Nice try, Coral. We at don’t pretend to be experts in matters of seduction, but we’d like to think that if an attractive woman dressed as a jockey teasingly closed our gaping jaws with her riding crop it would at least be a little bit “flirty,” wouldn’t it? Or maybe we’re just bad at reading signals.

The ASA agreed, ruling that the ad must not be broadcast in its current form. Crucially, it also contested Coral’s assertion that the men were not influenced by the female jockey to place a bet, as they were already discussing the placing of a bet when she entered the shop.

“We considered that the manner in which her entrance was shown placed an immediate emphasis on her sexual attractiveness, because the camera angle initially focused on her knee-high boots and then cut to showing an outfit that also featured tight jodhpurs, a whip and a jersey cut to show her midriff,” the ASA stated.

Sounds like they studied this thing pretty carefully, eh?

“Viewers would be likely to understand the men’s reactions to the woman’s presence as being signs of their attraction to her, rather than excitement at the odds she held up on a card at one point in the ad,” ASA added.

Enhanced Attractiveness

Gambling advertising in the UK is heavily regulated by the Department of Culture, Media and Sport, as per the Gambling Act 2005, and may not contain content that is deemed to be socially irresponsible. Regulations state that advertising may not “link gambling to seduction, sexual success or enhanced attractiveness,” which is the rule Coral have fallen foul of, according to the ASA.

Other rules state that: “no one who is, or seems to be under-25 years old may be featured gambling,” and that advertising may not “suggest that gambling can be a solution to financial concerns, an alternative to employment or a way to achieve financial security,” nor can it “suggest that gambling can enhance personal qualities, for example, that it can improve self-image or self-esteem, or is a way to gain control, superiority, recognition or admiration.”

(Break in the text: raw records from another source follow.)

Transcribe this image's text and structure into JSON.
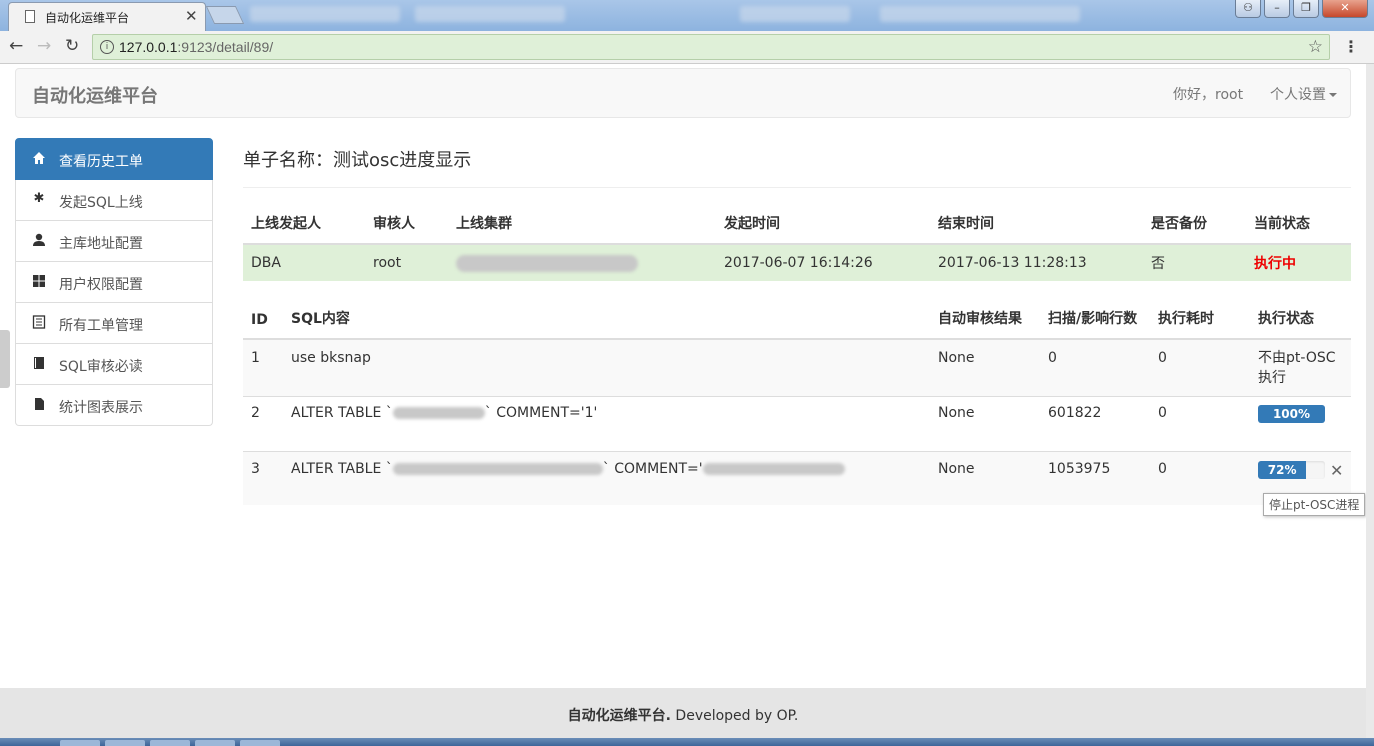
{
  "browser": {
    "tab_title": "自动化运维平台",
    "url_host": "127.0.0.1",
    "url_rest": ":9123/detail/89/"
  },
  "navbar": {
    "brand": "自动化运维平台",
    "greeting": "你好，root",
    "settings": "个人设置"
  },
  "sidebar": {
    "items": [
      {
        "label": "查看历史工单",
        "icon": "home-icon"
      },
      {
        "label": "发起SQL上线",
        "icon": "asterisk-icon"
      },
      {
        "label": "主库地址配置",
        "icon": "user-icon"
      },
      {
        "label": "用户权限配置",
        "icon": "grid-icon"
      },
      {
        "label": "所有工单管理",
        "icon": "list-icon"
      },
      {
        "label": "SQL审核必读",
        "icon": "book-icon"
      },
      {
        "label": "统计图表展示",
        "icon": "file-icon"
      }
    ]
  },
  "page": {
    "title": "单子名称：测试osc进度显示"
  },
  "order_table": {
    "headers": [
      "上线发起人",
      "审核人",
      "上线集群",
      "发起时间",
      "结束时间",
      "是否备份",
      "当前状态"
    ],
    "row": {
      "submitter": "DBA",
      "reviewer": "root",
      "cluster": "",
      "start_time": "2017-06-07 16:14:26",
      "end_time": "2017-06-13 11:28:13",
      "backup": "否",
      "status": "执行中"
    }
  },
  "sql_table": {
    "headers": [
      "ID",
      "SQL内容",
      "自动审核结果",
      "扫描/影响行数",
      "执行耗时",
      "执行状态"
    ],
    "rows": [
      {
        "id": "1",
        "sql": "use bksnap",
        "audit": "None",
        "rows": "0",
        "time": "0",
        "state": "不由pt-OSC执行"
      },
      {
        "id": "2",
        "sql_prefix": "ALTER TABLE `",
        "sql_suffix": "` COMMENT='1'",
        "audit": "None",
        "rows": "601822",
        "time": "0",
        "progress": 100,
        "progress_label": "100%"
      },
      {
        "id": "3",
        "sql_prefix": "ALTER TABLE `",
        "sql_suffix": "` COMMENT='",
        "audit": "None",
        "rows": "1053975",
        "time": "0",
        "progress": 72,
        "progress_label": "72%"
      }
    ],
    "stop_tooltip": "停止pt-OSC进程"
  },
  "footer": {
    "brand": "自动化运维平台.",
    "text": " Developed by OP."
  },
  "colors": {
    "primary": "#337ab7",
    "success_bg": "#dff0d8",
    "danger": "#ee0000"
  }
}
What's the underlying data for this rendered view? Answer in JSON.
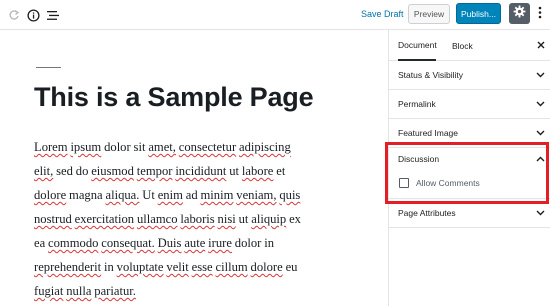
{
  "toolbar": {
    "save_draft_label": "Save Draft",
    "preview_label": "Preview",
    "publish_label": "Publish...",
    "icons": [
      "redo-icon",
      "info-icon",
      "list-view-icon",
      "gear-icon",
      "more-vertical-icon"
    ]
  },
  "editor": {
    "title": "This is a Sample Page",
    "body_lines": [
      " Lorem ipsum dolor sit amet, consectetur adipiscing",
      "elit, sed do eiusmod tempor incididunt ut labore et",
      "dolore magna aliqua. Ut enim ad minim veniam, quis",
      "nostrud exercitation ullamco laboris nisi ut aliquip ex",
      "ea commodo consequat. Duis aute irure dolor in",
      "reprehenderit in voluptate velit esse cillum dolore eu",
      "fugiat nulla pariatur."
    ]
  },
  "sidebar": {
    "tabs": [
      {
        "label": "Document",
        "active": true
      },
      {
        "label": "Block",
        "active": false
      }
    ],
    "panels": [
      {
        "label": "Status & Visibility",
        "expanded": false
      },
      {
        "label": "Permalink",
        "expanded": false
      },
      {
        "label": "Featured Image",
        "expanded": false
      },
      {
        "label": "Discussion",
        "expanded": true
      },
      {
        "label": "Page Attributes",
        "expanded": false
      }
    ],
    "discussion": {
      "allow_comments_label": "Allow Comments",
      "allow_comments_checked": false
    }
  },
  "colors": {
    "accent_blue": "#0085ba",
    "link_blue": "#0073aa",
    "highlight_red": "#e31e24",
    "settings_bg": "#555d66"
  }
}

Irish bookmaker PaddyPower, which has a history of deliberately courting controversy through its advertising, was recently forced to pull an offensive print ad that trivialized the Oscar Pistorius murder trial. The ad offered odds on the outcome of the trial and stated that bettors would receive their money back if Pistorius was found not guilty.